Virg. perhaps had in his mind Od. 4. 140 foll., where Telemachus is recognized by his likeness to his father.
 Virg., as Heyne remarks, has imitated the reminiscences of the Homeric heroes, e. g. Il. 3. 205 foll., where Antenor recollects having entertained Menelaus and Ulysses. Dido's recollection 1. 619 foll. is of the same kind. Anchises was connected with Arcadia in legend, his tomb being shown at Mount Anchisia near Orchomenos, Pausanias 8. 12. Hesione was married to Telamon. ‘Hesionae,’ which is virtually the reading of Pal., Rom., and Med., was restored by Heins. for ‘Hesiones.’ ‘Visentem’ on his way to see. Forb. comp. Catull. 11. 9 foll., “Sive trans altas gradietur Alpes Caesaris visens monumenta magni.”
 Vestibat like “lenibant” 4. 528 &c. ‘Iuventas’ is restored by Ribbeck from Med., Pal., Rom., and Gud. for ‘iuventa.’ Virg. doubtless imitated Lucr. 5. 888, comp. by Cerda, “Tum demum puerili aevo florente iuventas Occipit et molli vestit lanugine malas,” as well as Od. 11. 319, πρίν σφωϊν ὑπὸ κροτάφοισιν ἰούλους Ἀνθῆσαι, πυκάσαι τε γένυς εὐανθέϊ λάχῃ, which Germ. quotes. Comp. also Lucr. 5.673.
 Comp. Il. 3. 210 foll., where Menelaus is taller standing, Ulysses sitting.
 Iuvenali was restored by Heins. for ‘iuvenili,’ the old reading, supported by Gud. corrected. Comp. 2. 518., 5. 475. ‘Amore’ as in 2. 10., 3. 298., 7. 57 &c., of eagerness, like ἔρως. It matters little whether we make the infinitives in the next line dependent on it or on ‘ardebat.’

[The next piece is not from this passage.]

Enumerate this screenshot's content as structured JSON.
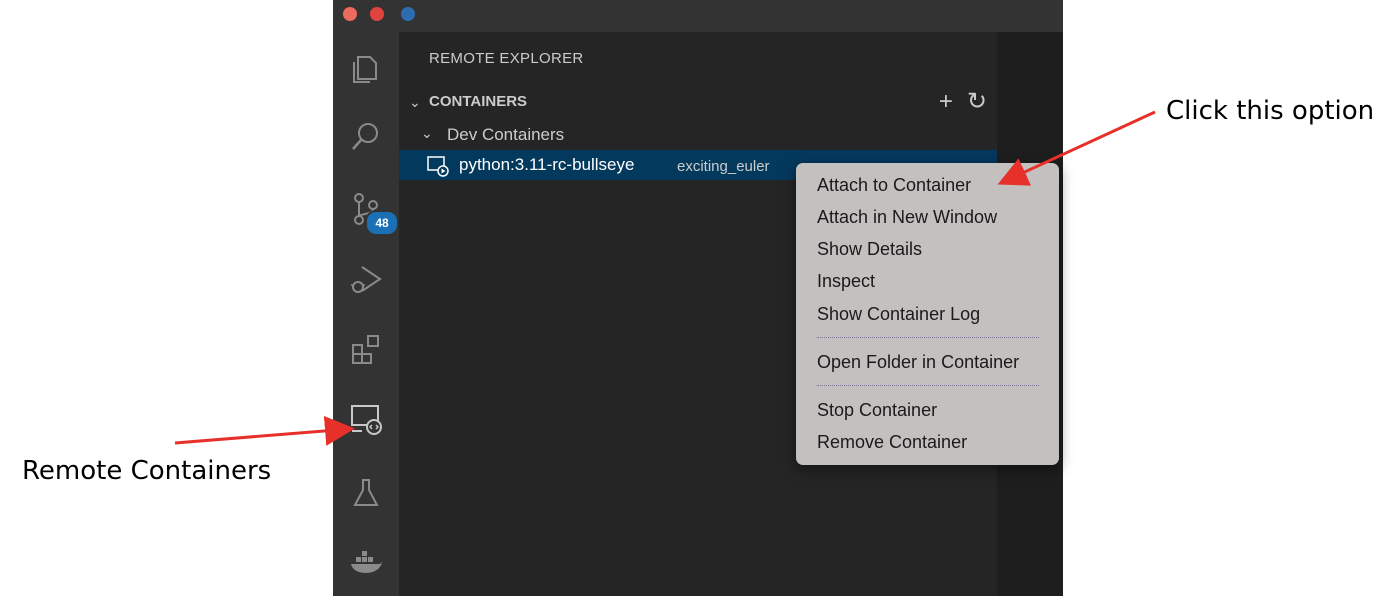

 Οἳ Φένεόν τ᾽ ἐνέμοντο καὶ Ὀρχομενὸν πολύμηλον Il. 2. 605, of the Arcadian contingent. As usual, the spelling is greatly confused in the MSS., though, when we find Med. giving ‘Phaenei,’ we should remember that the short ‘e’ was written ‘ae’ as early as the first century A.D. See Mr. Munro “On a Metrical Latin Inscription,” p. 26, in the Cambridge Philosophical Transactions vol. 10, Part 2. Serv. makes a difficulty about Pheneus, which he supposes to be put by poetical licence (!) for Pallanteum: but Virg. need not have meant to confine Evander's sovereignty to the latter city. Dionys. H. 1. 34 (cited by Gossrau) speaks of some of the natives of Pheneus as forming part of the colony left by Heracles on the Capitoline hill.

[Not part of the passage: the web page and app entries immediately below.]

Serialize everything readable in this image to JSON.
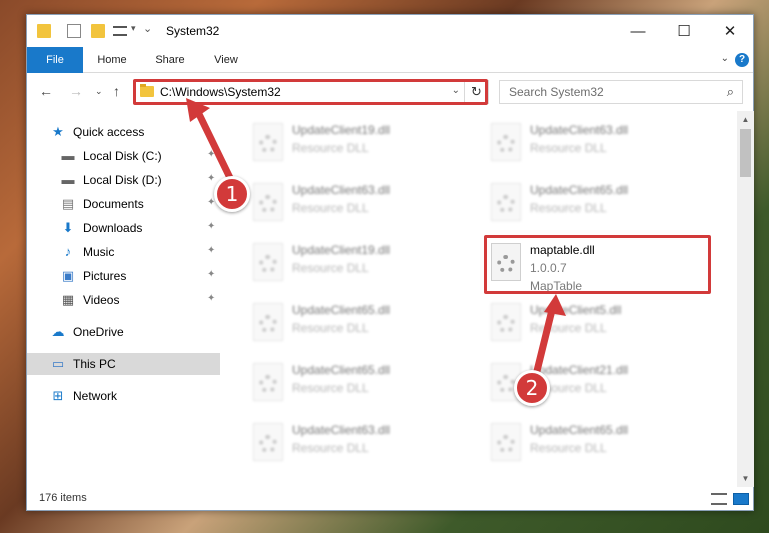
{
  "window": {
    "title": "System32",
    "controls": {
      "minimize": "—",
      "maximize": "☐",
      "close": "✕"
    }
  },
  "ribbon": {
    "tabs": [
      "File",
      "Home",
      "Share",
      "View"
    ],
    "help": "?"
  },
  "address": {
    "path": "C:\\Windows\\System32",
    "search_placeholder": "Search System32"
  },
  "sidebar": {
    "items": [
      {
        "label": "Quick access",
        "icon": "star-icon",
        "pinned": false
      },
      {
        "label": "Local Disk (C:)",
        "icon": "drive-icon",
        "pinned": true
      },
      {
        "label": "Local Disk (D:)",
        "icon": "drive-icon",
        "pinned": true
      },
      {
        "label": "Documents",
        "icon": "documents-icon",
        "pinned": true
      },
      {
        "label": "Downloads",
        "icon": "download-icon",
        "pinned": true
      },
      {
        "label": "Music",
        "icon": "music-icon",
        "pinned": true
      },
      {
        "label": "Pictures",
        "icon": "pictures-icon",
        "pinned": true
      },
      {
        "label": "Videos",
        "icon": "videos-icon",
        "pinned": true
      },
      {
        "label": "OneDrive",
        "icon": "cloud-icon",
        "pinned": false
      },
      {
        "label": "This PC",
        "icon": "computer-icon",
        "pinned": false,
        "selected": true
      },
      {
        "label": "Network",
        "icon": "network-icon",
        "pinned": false
      }
    ]
  },
  "files": [
    {
      "name": "UpdateClient19.dll",
      "line2": "Resource DLL",
      "blurred": true
    },
    {
      "name": "UpdateClient63.dll",
      "line2": "Resource DLL",
      "blurred": true
    },
    {
      "name": "UpdateClient63.dll",
      "line2": "Resource DLL",
      "blurred": true
    },
    {
      "name": "UpdateClient65.dll",
      "line2": "Resource DLL",
      "blurred": true
    },
    {
      "name": "UpdateClient19.dll",
      "line2": "Resource DLL",
      "blurred": true
    },
    {
      "name": "maptable.dll",
      "line2": "1.0.0.7",
      "line3": "MapTable",
      "blurred": false
    },
    {
      "name": "UpdateClient65.dll",
      "line2": "Resource DLL",
      "blurred": true
    },
    {
      "name": "UpdateClient5.dll",
      "line2": "Resource DLL",
      "blurred": true
    },
    {
      "name": "UpdateClient65.dll",
      "line2": "Resource DLL",
      "blurred": true
    },
    {
      "name": "UpdateClient21.dll",
      "line2": "Resource DLL",
      "blurred": true
    },
    {
      "name": "UpdateClient63.dll",
      "line2": "Resource DLL",
      "blurred": true
    },
    {
      "name": "UpdateClient65.dll",
      "line2": "Resource DLL",
      "blurred": true
    }
  ],
  "status": {
    "item_count": "176 items"
  },
  "annotations": {
    "marker1": "1",
    "marker2": "2",
    "color": "#d23a3a"
  },
  "colors": {
    "accent": "#1979ca",
    "folder": "#f2c43d"
  }
}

 It is difficult to decide between ‘intertextam’ Pal. (corrected), Med., and ‘intertexto’ Pal. (originally), Rom. Both are mentioned by Serv. Perhaps the latter is more likely to have been altered. For the thing comp. 3. 483.
 Gossrau states, but without citing his authority, that Anchises was honoured in Arcadia and elsewhere as the patron of horses. If this is so, Virg. may have alluded to it here, as perhaps in 3. 470, 537. The separation of ‘aurea’ from ‘frena’ can hardly be ascribed to any other cause than poetical variety and metrical convenience, though there may be some force in the epithet in its present position as showing the store which Pallas set by the gift. Gossrau is wrong in saying that ‘frena bina aurea’ would have been “non satis Latinum:” but it is true nevertheless that the Augustan poets seem generally to avoid connecting an epithet with a substantive that has any other adjunct. See on G. 2. 147.
 The ‘dextra’ is that of Evander, ‘mihi’ being dat. of agent with ‘iuncta.’ The perf. is used because Evander wishes to my that their request of alliance is already granted, not, as Serv. thinks, with reference to the formation of the friendship between Evander and Anchises. It is Evander's answer to the words “Accipe daque fidem.” ‘Foedere’ modal, like “hospitio” 3. 83.
[175-183] ‘They sit down and eat.’